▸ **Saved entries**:
###
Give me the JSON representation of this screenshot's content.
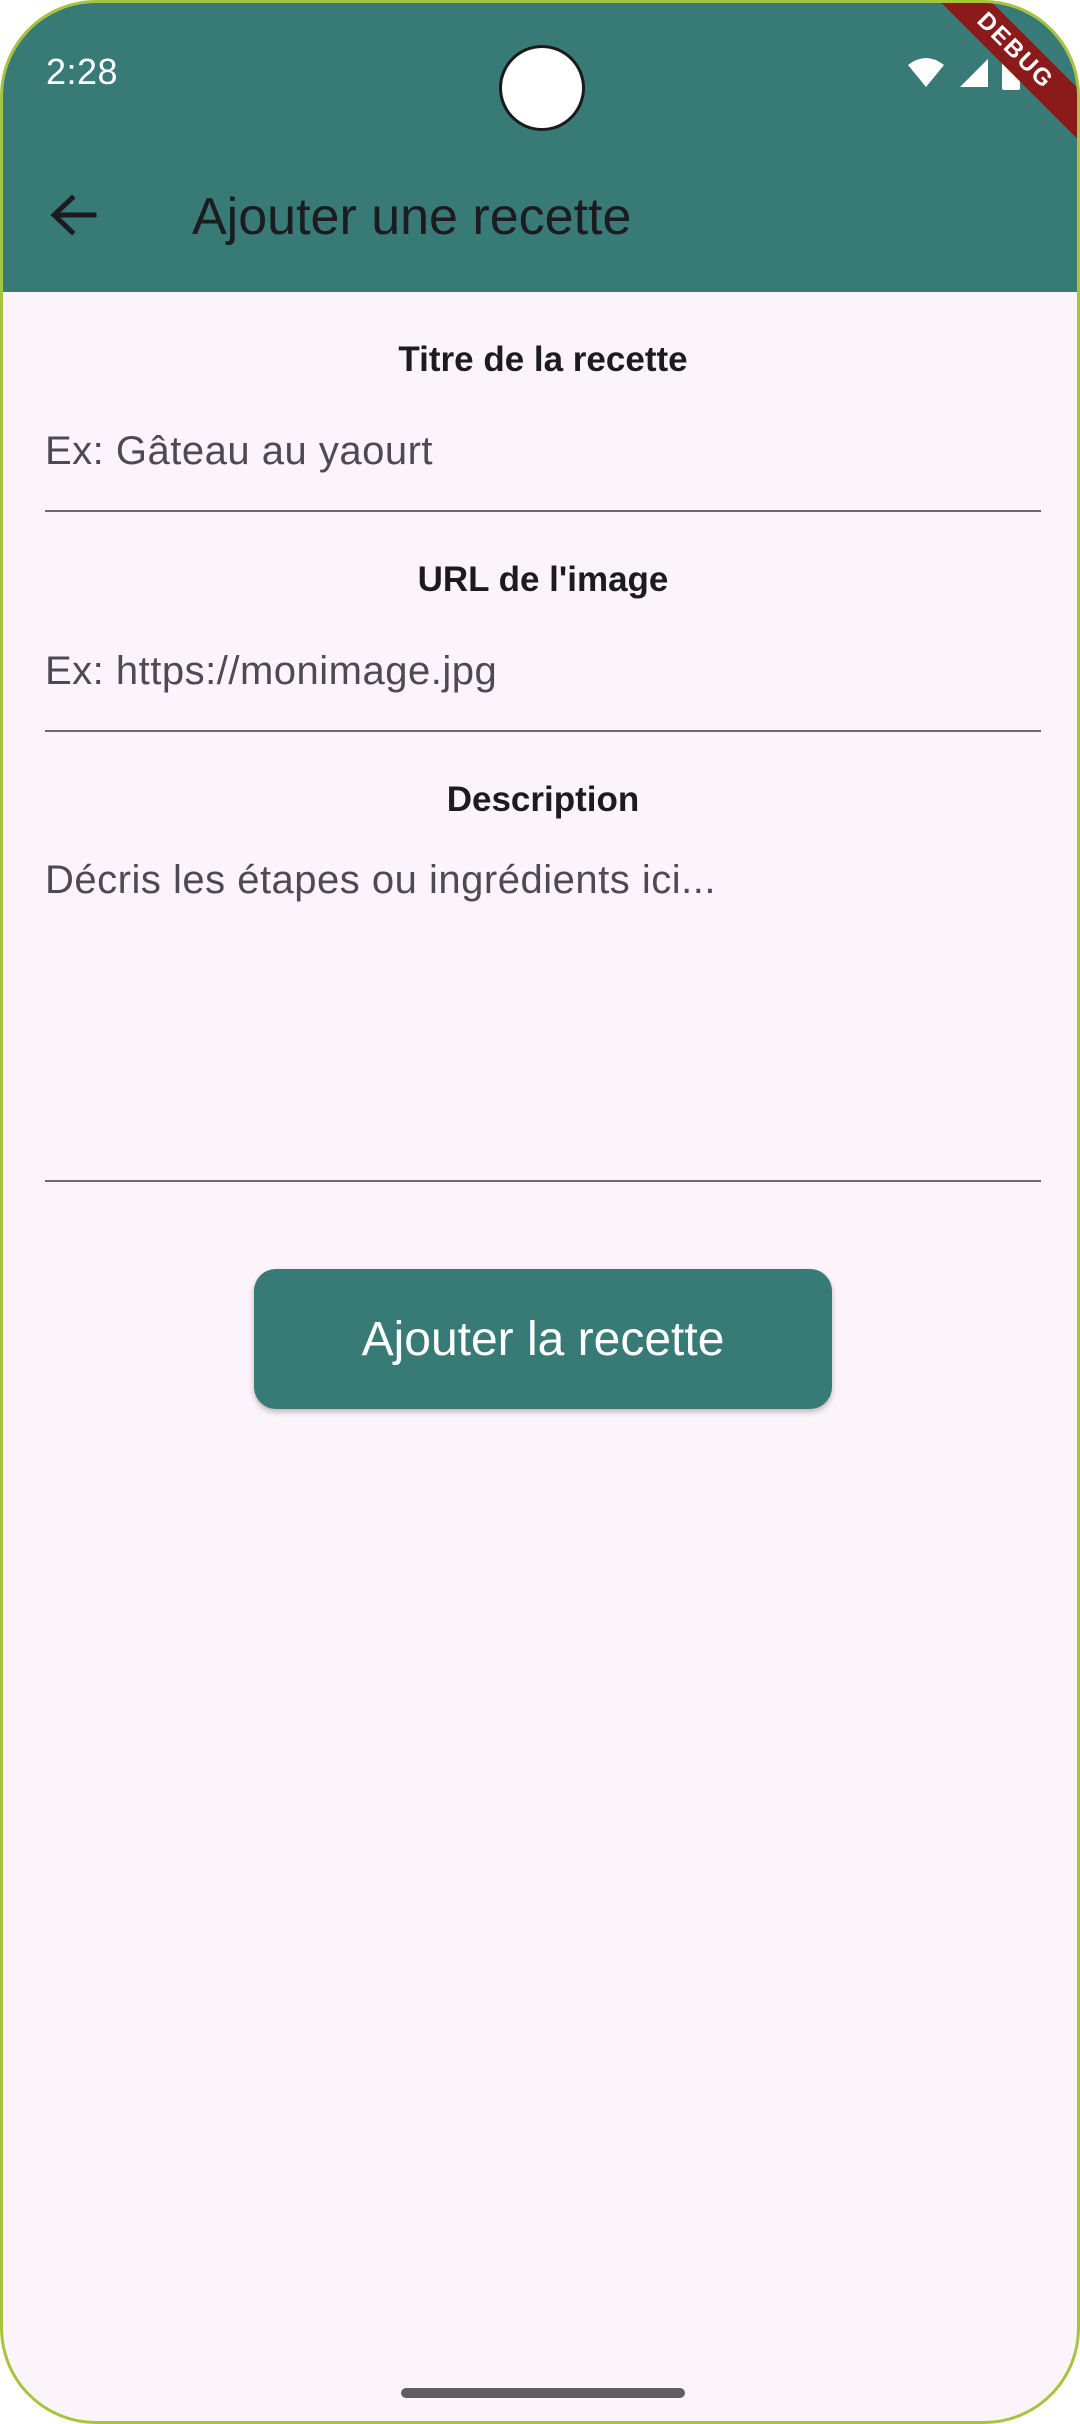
{
  "status_bar": {
    "time": "2:28",
    "icons": [
      "wifi-icon",
      "cellular-signal-icon",
      "battery-icon"
    ],
    "debug_label": "DEBUG"
  },
  "app_bar": {
    "back_icon": "arrow-left-icon",
    "title": "Ajouter une recette"
  },
  "form": {
    "title_label": "Titre de la recette",
    "title_placeholder": "Ex: Gâteau au yaourt",
    "title_value": "",
    "url_label": "URL de l'image",
    "url_placeholder": "Ex: https://monimage.jpg",
    "url_value": "",
    "description_label": "Description",
    "description_placeholder": "Décris les étapes ou ingrédients ici...",
    "description_value": "",
    "submit_label": "Ajouter la recette"
  },
  "colors": {
    "primary": "#387a76",
    "background": "#fcf4fb",
    "debug_ribbon": "#8b1a1a",
    "device_frame": "#a7c43c"
  }
}
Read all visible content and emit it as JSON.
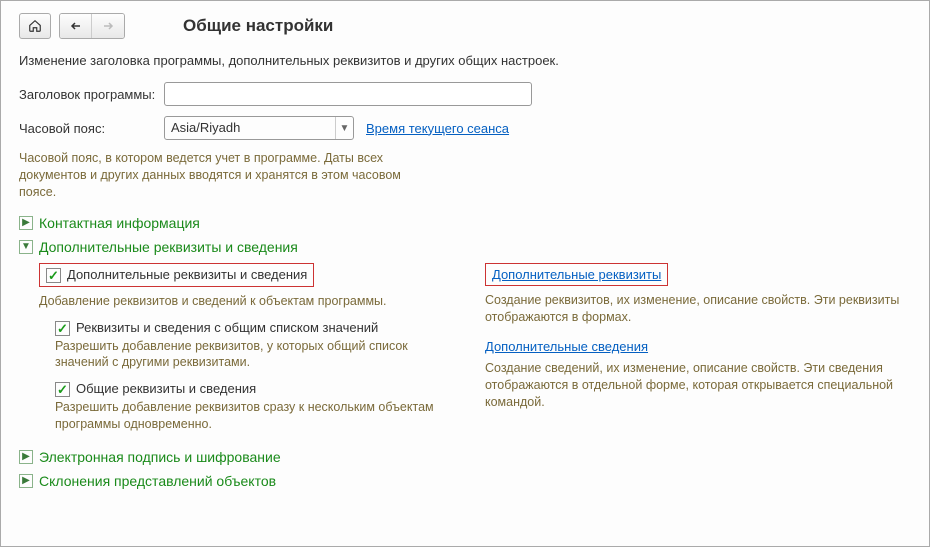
{
  "header": {
    "title": "Общие настройки"
  },
  "description": "Изменение заголовка программы, дополнительных реквизитов и других общих настроек.",
  "form": {
    "app_title_label": "Заголовок программы:",
    "app_title_value": "",
    "timezone_label": "Часовой пояс:",
    "timezone_value": "Asia/Riyadh",
    "session_link": "Время текущего сеанса",
    "timezone_hint": "Часовой пояс, в котором ведется учет в программе. Даты всех документов и других данных вводятся и хранятся в этом часовом поясе."
  },
  "sections": {
    "contact": {
      "title": "Контактная информация",
      "expanded": false
    },
    "extra": {
      "title": "Дополнительные реквизиты и сведения",
      "expanded": true,
      "cb_main": "Дополнительные реквизиты и сведения",
      "cb_main_hint": "Добавление реквизитов и сведений к объектам программы.",
      "cb_shared": "Реквизиты и сведения с общим списком значений",
      "cb_shared_hint": "Разрешить добавление реквизитов, у которых общий список значений с другими реквизитами.",
      "cb_common": "Общие реквизиты и сведения",
      "cb_common_hint": "Разрешить добавление реквизитов сразу к нескольким объектам программы одновременно.",
      "link_props": "Дополнительные реквизиты",
      "link_props_hint": "Создание реквизитов, их изменение, описание свойств. Эти реквизиты отображаются в формах.",
      "link_info": "Дополнительные сведения",
      "link_info_hint": "Создание сведений, их изменение, описание свойств. Эти сведения отображаются в отдельной форме, которая открывается специальной командой."
    },
    "esign": {
      "title": "Электронная подпись и шифрование",
      "expanded": false
    },
    "declension": {
      "title": "Склонения представлений объектов",
      "expanded": false
    }
  }
}
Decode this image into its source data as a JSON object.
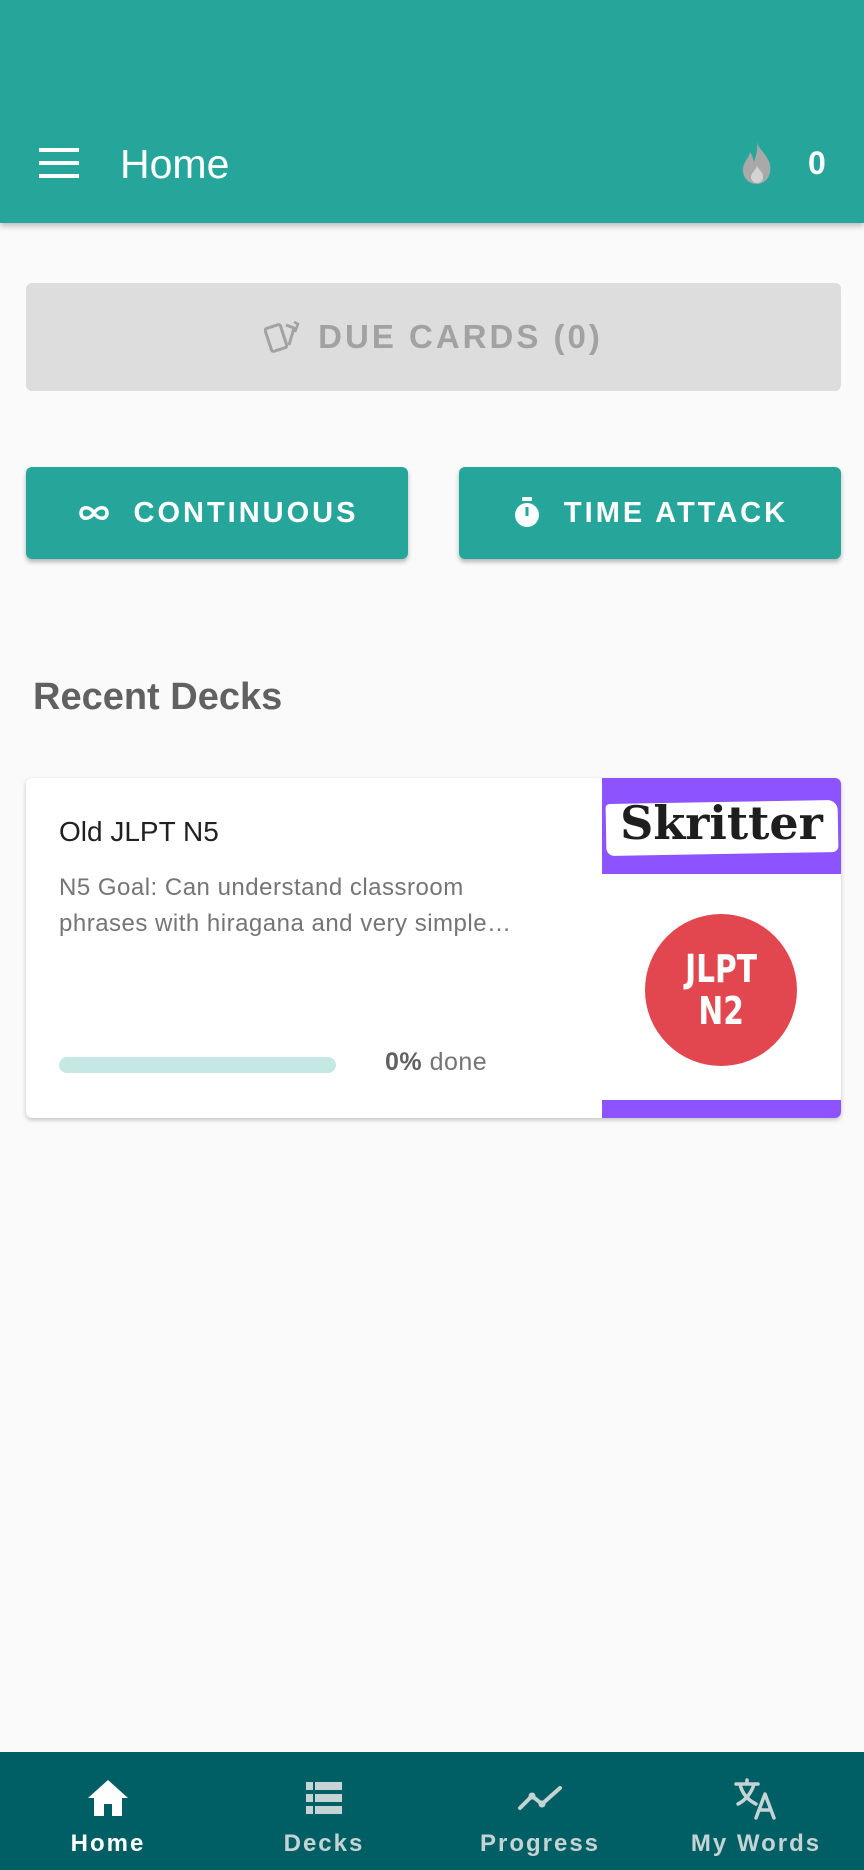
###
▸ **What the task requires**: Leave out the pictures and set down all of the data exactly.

▸ **Reply**:
Give me the JSON representation of this screenshot's content.
{
  "status_bar": {
    "time": "2:28",
    "icons": [
      "wifi-icon",
      "cellular-signal-icon",
      "battery-icon"
    ],
    "debug_label": "DEBUG"
  },
  "app_bar": {
    "back_icon": "arrow-left-icon",
    "title": "Ajouter une recette"
  },
  "form": {
    "title_label": "Titre de la recette",
    "title_placeholder": "Ex: Gâteau au yaourt",
    "title_value": "",
    "url_label": "URL de l'image",
    "url_placeholder": "Ex: https://monimage.jpg",
    "url_value": "",
    "description_label": "Description",
    "description_placeholder": "Décris les étapes ou ingrédients ici...",
    "description_value": "",
    "submit_label": "Ajouter la recette"
  },
  "colors": {
    "primary": "#387a76",
    "background": "#fcf4fb",
    "debug_ribbon": "#8b1a1a",
    "device_frame": "#a7c43c"
  }
}
Read all visible content and emit it as JSON.
{
  "header": {
    "title": "Общие настройки"
  },
  "description": "Изменение заголовка программы, дополнительных реквизитов и других общих настроек.",
  "form": {
    "app_title_label": "Заголовок программы:",
    "app_title_value": "",
    "timezone_label": "Часовой пояс:",
    "timezone_value": "Asia/Riyadh",
    "session_link": "Время текущего сеанса",
    "timezone_hint": "Часовой пояс, в котором ведется учет в программе. Даты всех документов и других данных вводятся и хранятся в этом часовом поясе."
  },
  "sections": {
    "contact": {
      "title": "Контактная информация",
      "expanded": false
    },
    "extra": {
      "title": "Дополнительные реквизиты и сведения",
      "expanded": true,
      "cb_main": "Дополнительные реквизиты и сведения",
      "cb_main_hint": "Добавление реквизитов и сведений к объектам программы.",
      "cb_shared": "Реквизиты и сведения с общим списком значений",
      "cb_shared_hint": "Разрешить добавление реквизитов, у которых общий список значений с другими реквизитами.",
      "cb_common": "Общие реквизиты и сведения",
      "cb_common_hint": "Разрешить добавление реквизитов сразу к нескольким объектам программы одновременно.",
      "link_props": "Дополнительные реквизиты",
      "link_props_hint": "Создание реквизитов, их изменение, описание свойств. Эти реквизиты отображаются в формах.",
      "link_info": "Дополнительные сведения",
      "link_info_hint": "Создание сведений, их изменение, описание свойств. Эти сведения отображаются в отдельной форме, которая открывается специальной командой."
    },
    "esign": {
      "title": "Электронная подпись и шифрование",
      "expanded": false
    },
    "declension": {
      "title": "Склонения представлений объектов",
      "expanded": false
    }
  }
}
Decode this image into its source data as a JSON object.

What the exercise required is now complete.